A club for everyone

By Grace Curry and Kaitlyn Wornath

Hillary Currier
Students walk around the gymnasium signing up for various clubs at Club Rush.

Club members handed out free stuff from S.T.U.D.D. headbands to candy to bracelets, while a person ran around in a pizza costume.  All in all, Club Rush went smoothly once again. The effort seemed to have paid off for the club members who had meticulously painted their colorful posters and signs to attract the wandering eye.

Junior Tyler Walker, captain of robotics tech team, is taking the steps to make this year as successful as possible. “I’ll make sure that all robotics club members have a chance to share their opinions and come up with some kind of compromise when it comes to activities,” she said.

Last year robotics sent their First Tech Challenge team to participate at First World Championships to compete against other robots from other countries. With spots filling up quickly this year, Walker and other members are excited to bring on the new year with teamwork and center their attentions to making First World Championships once again.  

Club Rush offers students a chance to become more integrated in their school and community and build lifetime long memories. “I would say that being a part of the robotics team has helped me discover what I really enjoy doing. To me, being in robotics means that I can share a common interest with a group of people and create something that I’ll remember for the rest of my life,” Walker said.

Astronomy Club was another impassioned group found at Thursday’s Club Rush.
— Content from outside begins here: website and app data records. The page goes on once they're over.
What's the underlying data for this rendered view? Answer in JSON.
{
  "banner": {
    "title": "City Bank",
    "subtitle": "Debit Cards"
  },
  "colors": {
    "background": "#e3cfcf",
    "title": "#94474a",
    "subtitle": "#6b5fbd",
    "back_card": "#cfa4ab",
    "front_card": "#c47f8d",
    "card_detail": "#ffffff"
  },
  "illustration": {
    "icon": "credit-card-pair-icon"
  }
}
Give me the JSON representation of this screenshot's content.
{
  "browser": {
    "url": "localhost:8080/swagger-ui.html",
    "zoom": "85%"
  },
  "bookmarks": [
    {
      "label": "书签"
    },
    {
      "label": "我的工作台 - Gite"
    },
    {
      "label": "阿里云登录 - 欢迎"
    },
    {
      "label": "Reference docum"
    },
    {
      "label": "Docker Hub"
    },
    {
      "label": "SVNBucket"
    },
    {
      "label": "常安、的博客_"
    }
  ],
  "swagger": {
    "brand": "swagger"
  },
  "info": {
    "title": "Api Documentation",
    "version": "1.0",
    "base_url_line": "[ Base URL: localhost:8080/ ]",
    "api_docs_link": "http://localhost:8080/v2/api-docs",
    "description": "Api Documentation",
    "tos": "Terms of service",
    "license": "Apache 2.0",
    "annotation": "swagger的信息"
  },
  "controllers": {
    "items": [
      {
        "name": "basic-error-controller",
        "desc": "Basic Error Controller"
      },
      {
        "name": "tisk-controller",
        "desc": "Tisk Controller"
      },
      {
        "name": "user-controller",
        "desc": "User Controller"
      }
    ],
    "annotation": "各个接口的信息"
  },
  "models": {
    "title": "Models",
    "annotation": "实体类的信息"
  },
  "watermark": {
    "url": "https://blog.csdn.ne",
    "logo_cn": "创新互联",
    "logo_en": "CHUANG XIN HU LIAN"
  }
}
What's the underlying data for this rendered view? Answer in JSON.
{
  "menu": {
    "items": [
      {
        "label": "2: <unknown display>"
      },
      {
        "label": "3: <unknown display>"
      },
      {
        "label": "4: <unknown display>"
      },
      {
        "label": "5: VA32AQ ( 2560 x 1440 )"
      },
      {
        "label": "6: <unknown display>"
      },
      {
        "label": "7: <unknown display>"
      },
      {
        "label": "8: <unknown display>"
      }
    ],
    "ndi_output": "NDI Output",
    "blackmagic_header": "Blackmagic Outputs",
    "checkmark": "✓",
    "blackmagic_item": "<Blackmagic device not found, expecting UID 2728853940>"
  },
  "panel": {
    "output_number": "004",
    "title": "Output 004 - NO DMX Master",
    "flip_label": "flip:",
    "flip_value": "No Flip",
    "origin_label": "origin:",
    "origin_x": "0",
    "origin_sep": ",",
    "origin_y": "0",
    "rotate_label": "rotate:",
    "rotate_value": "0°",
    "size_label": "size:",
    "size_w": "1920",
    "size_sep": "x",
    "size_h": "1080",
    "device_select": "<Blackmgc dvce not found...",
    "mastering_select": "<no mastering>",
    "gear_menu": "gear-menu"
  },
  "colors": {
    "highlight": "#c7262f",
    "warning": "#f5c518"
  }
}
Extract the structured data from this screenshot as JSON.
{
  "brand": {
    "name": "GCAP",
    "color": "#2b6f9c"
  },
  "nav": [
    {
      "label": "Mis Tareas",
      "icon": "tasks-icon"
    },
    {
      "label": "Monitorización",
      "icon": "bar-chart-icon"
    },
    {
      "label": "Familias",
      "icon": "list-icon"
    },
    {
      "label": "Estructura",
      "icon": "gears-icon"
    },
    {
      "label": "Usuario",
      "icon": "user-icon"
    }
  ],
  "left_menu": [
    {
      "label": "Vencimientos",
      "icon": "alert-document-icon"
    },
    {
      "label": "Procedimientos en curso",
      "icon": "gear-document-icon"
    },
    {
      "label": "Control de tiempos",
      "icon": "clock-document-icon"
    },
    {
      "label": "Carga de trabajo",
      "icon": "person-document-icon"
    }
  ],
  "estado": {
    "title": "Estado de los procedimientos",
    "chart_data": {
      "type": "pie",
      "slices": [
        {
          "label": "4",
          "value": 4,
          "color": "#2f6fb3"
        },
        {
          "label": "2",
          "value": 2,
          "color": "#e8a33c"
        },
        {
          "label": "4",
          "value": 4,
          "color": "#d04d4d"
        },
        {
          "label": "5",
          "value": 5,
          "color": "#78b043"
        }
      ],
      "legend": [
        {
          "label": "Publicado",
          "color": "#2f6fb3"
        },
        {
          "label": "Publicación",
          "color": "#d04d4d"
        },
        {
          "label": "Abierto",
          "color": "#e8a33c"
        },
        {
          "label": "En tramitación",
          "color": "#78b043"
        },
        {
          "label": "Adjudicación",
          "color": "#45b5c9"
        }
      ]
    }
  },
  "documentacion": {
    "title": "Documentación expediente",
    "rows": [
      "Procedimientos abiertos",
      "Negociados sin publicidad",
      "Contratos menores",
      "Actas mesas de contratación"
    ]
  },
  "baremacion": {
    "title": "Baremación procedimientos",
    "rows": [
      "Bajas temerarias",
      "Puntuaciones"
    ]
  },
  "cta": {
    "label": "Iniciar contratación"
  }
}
While the club has been around for a while, it began picking up steam two years ago.

The club’s faculty advisor, Kati Hubley, shared that she’s been interested in outer space since she was a kid and her father did projects for NASA. “You can feel like you’re having a bad day and then you think about how small we are to the great big space out there and just go… ‘wow’. There’s so much more to know and it just puts things in perspective.”

She shared that the club takes pride in its success in teaching others about the universe. Not only do they teach about the constellations, but they go out as a group and experience it, too. Astronomy Club’s “Star Parties” are get-togethers where the band of space-lovers meet in the dark of night and observe all they can. “It’s a ton of fun! And at the same time it’s really educational,” Hubley added.

Tigard students may take it for granted that they are given a time to be introduced to clubs each year; however, not all schools support a strong club system. “I’ve never had a club rush at the schools I’ve been to before. I thought it was a really good way for kids to connect with the school and join some clubs,”  Assistant Principal Andrew Kearl said. Kearl has worked at four other schools in the Pacific Northwest.

Junior Abby Mullins attended club rush as a student participant. She finds it important for new students to connect with others. “I think it’s important because it gets kids involved with the school. They get to be a part of something and new students get to connect with others,” Mullins said.